Commercial Farm ProjectsDemonstration SitesFood ForestsMarkets & OutletsTrees

Tips and Insights from Miracle Farms (Canada)

Recently Michelle, Rowan, Naomi and I embarked on a cross-country train trip to attend a family reunion in the eastern townships of Quebec. With a little extra time left over after the festivities, I decided to connect with Stefan Sobkowiak of Miracle Farms for a day, having come across Stefan’s work in the amazing YouTube video above.

Over the course of the day, I gleaned some great ideas and tips from Miracle Farms. I’m excited to share my three top insights with you.

Miracle Farms: A NAP Model

Stefan had been farming in a beyond-organic way for over 20 years, with great success. What’s unique is that he interplants multiple NAP species per orchard row — NAP stands for nitrogen fixer, apple, and plum/pear. This method confuses pests while providing much needed fertility for the fruit trees. Rows are separated by harvest date instead of cultivar type. But how can such an orchard be harvested in an efficient way?

Miracle Farms: A Hybrid Operation

Stefan modelled Miracle Farms around “the Small Farm Plan” taken from a book by Booker T. Whatley. In the book, Whatley described the process of generating $100,000 a year on 25 acres. Following that model, Miracle Farms runs as a hybrid CSA/U-pick operation. Over the years, Stefan has built up a base of customers that both want his produce and are willing to come pick it themselves. This approach has the advantage of providing early income for farm operations while simultaneously cutting down on labour costs. The benefit to the consumer is that they get the freshest food for up to 50% less because they are doing the work. A bonus perk is that there is much less packaging waste generated by this arrangement. It’s a win-win situation!

Miracle Farms: On Saving Time

Each of Miracle Farm’s orchard rows was set up like a grocery isle, with edible shrubs (Saskatoon, haskap, currant, and raspberry), vines (kiwi, grape, and hops), vegetables (tomatoes, kale, chard, arugula) and ground covers (strawberry, thyme, oregano). Customers could walk down the row and efficiently gather most of their fruits and veggies in one go.

Over the past quarter century, Stefan has also implemented a host of innovative strategies that resulted in huge time and cost savings. For instance, he made use of a series of pruning and training techniques developed by Jean-Marie Lespinasse at INRA,France that allow him to manage his orchard in one-tenth the time of a conventional orchard.

I came away thrilled at the operations over at Miracle Farms. What Stefan had proven is that Bill Mollison’s ideas can work outside of subtropical areas.

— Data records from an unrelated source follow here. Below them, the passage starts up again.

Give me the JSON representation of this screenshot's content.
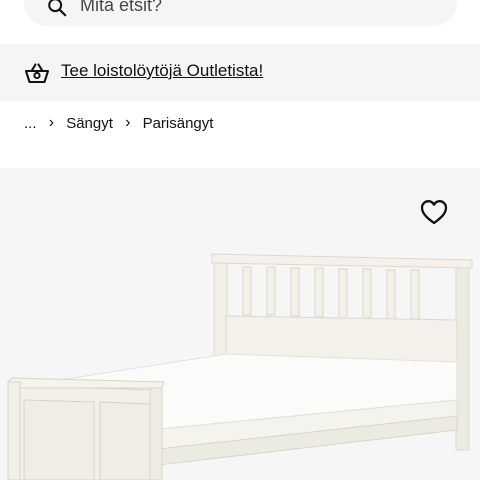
{
  "search": {
    "placeholder": "Mitä etsit?",
    "icon": "search-icon"
  },
  "promo": {
    "icon": "basket-icon",
    "link_text": "Tee loistolöytöjä Outletista!"
  },
  "breadcrumb": {
    "ellipsis": "...",
    "items": [
      "Sängyt",
      "Parisängyt"
    ]
  },
  "product": {
    "favourite_icon": "heart-icon",
    "image": "white wooden double bed with mattress"
  },
  "colors": {
    "promo_background": "#f5f5f5",
    "search_background": "#f5f5f5",
    "image_background": "#f6f6f6",
    "text": "#111111"
  }
}
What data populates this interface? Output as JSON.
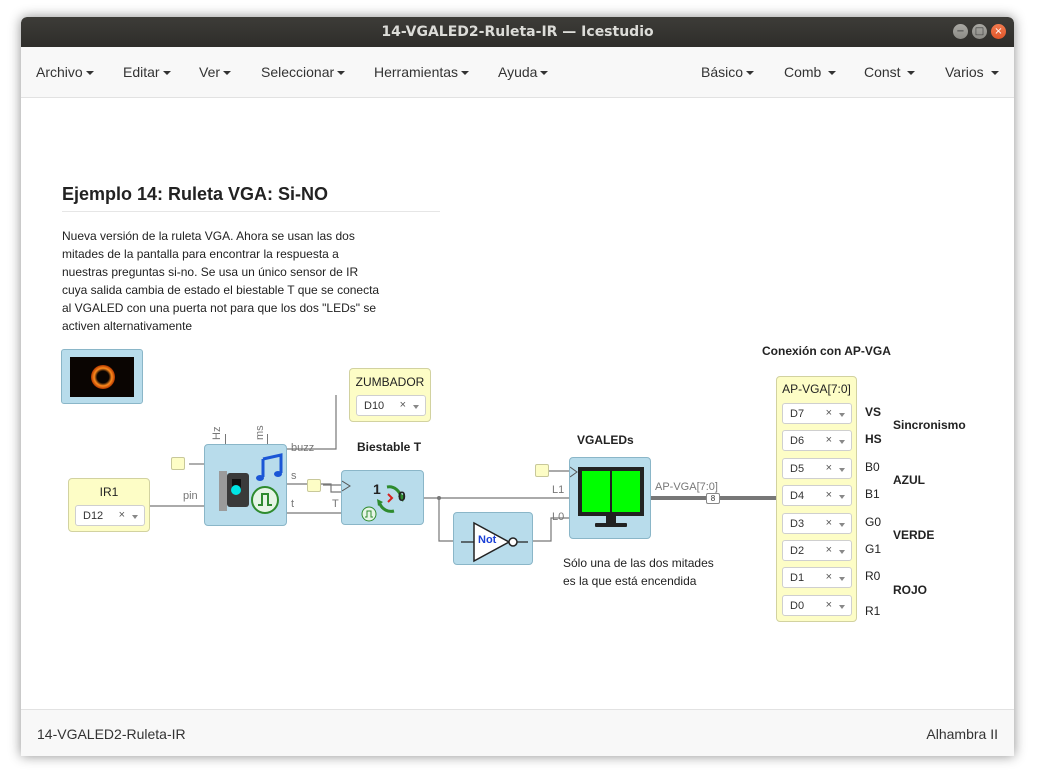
{
  "window": {
    "title": "14-VGALED2-Ruleta-IR — Icestudio",
    "buttons": {
      "minimize": "−",
      "maximize": "□",
      "close": "×"
    }
  },
  "menu": {
    "left": [
      "Archivo",
      "Editar",
      "Ver",
      "Seleccionar",
      "Herramientas",
      "Ayuda"
    ],
    "right": [
      "Básico",
      "Comb",
      "Const",
      "Varios"
    ]
  },
  "canvas": {
    "heading": "Ejemplo 14: Ruleta VGA: Si-NO",
    "description": "Nueva versión de la ruleta VGA. Ahora se usan las dos mitades de la pantalla para encontrar la respuesta a nuestras preguntas si-no. Se usa un único sensor de IR cuya salida cambia de estado el biestable T que se conecta al VGALED con una puerta not para que los dos \"LEDs\" se activen alternativamente",
    "ir1": {
      "title": "IR1",
      "pin": "D12"
    },
    "zumbador": {
      "title": "ZUMBADOR",
      "pin": "D10"
    },
    "buzzer_block": {
      "ports": {
        "hz": "Hz",
        "ms": "ms",
        "pin": "pin",
        "buzz": "buzz",
        "s": "s",
        "t": "t"
      }
    },
    "biestable": {
      "label": "Biestable T",
      "port_t": "T",
      "one": "1",
      "zero": "0"
    },
    "not_gate": {
      "label": "Not"
    },
    "vgaleds": {
      "label": "VGALEDs",
      "port_l1": "L1",
      "port_l0": "L0"
    },
    "bus_label": "AP-VGA[7:0]",
    "bus_width": "8",
    "note": "Sólo una de las dos mitades es la que está encendida",
    "conexion": {
      "label": "Conexión con AP-VGA",
      "block_title": "AP-VGA[7:0]",
      "pins": [
        {
          "pin": "D7",
          "signal": "VS",
          "bold": true
        },
        {
          "pin": "D6",
          "signal": "HS",
          "bold": true
        },
        {
          "pin": "D5",
          "signal": "B0",
          "bold": false
        },
        {
          "pin": "D4",
          "signal": "B1",
          "bold": false
        },
        {
          "pin": "D3",
          "signal": "G0",
          "bold": false
        },
        {
          "pin": "D2",
          "signal": "G1",
          "bold": false
        },
        {
          "pin": "D1",
          "signal": "R0",
          "bold": false
        },
        {
          "pin": "D0",
          "signal": "R1",
          "bold": false
        }
      ],
      "groups": [
        "Sincronismo",
        "AZUL",
        "VERDE",
        "ROJO"
      ]
    },
    "clear_symbol": "×"
  },
  "status": {
    "left": "14-VGALED2-Ruleta-IR",
    "right": "Alhambra II"
  },
  "colors": {
    "titlebar": "#2e2d2a",
    "module": "#b8dceb",
    "io_block": "#fdfdc6",
    "led_green": "#00ff00"
  }
}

Hopefully we’ll be seeing many more examples around the world — great news for both lovers of food and biodiversity alike.

If you are interested in the idea of running a permaculture orchard, you can check out Stephan’s DVD. Verge will also be running three upcoming Permculture Design Certificates where we will explore the nuts and bolts of setting up these types of businesses. You can find those offerings here.


  1. Lots of brilliant things in what Stefan has done. I do have a question though: How do we know that NAP confuses pests?

    1. DeepGreen pests are not easily confused. In fact using the NAP system isolates them to the trees they start in and greatly reduces the chance they will spread. In fact making most trees an island for most pests which are not highly mobile. It also gives more habitat for predators which can live in the tree next door and reduces the distance they need to go to forage for pests. We’ve seen great results in reducing caterpillar populations. They are there, they get started and then quickly get eaten. We have not seen a single caterpillar infestation go beyond the branch they originated from and expand to a second branch in 2 years. That’s an unbelievable difference from the days when the orchard was organic apple and we had infestaions of 1000 trees out of 3000.

      1. Stefan,

        Thank you. I have seen what you describe. It is important to be precise in our descriptions of what occurs so that those who are in the process of learning do not go astray.


Leave a Reply

Your email address will not be published. Required fields are marked *

Related Articles

Back to top button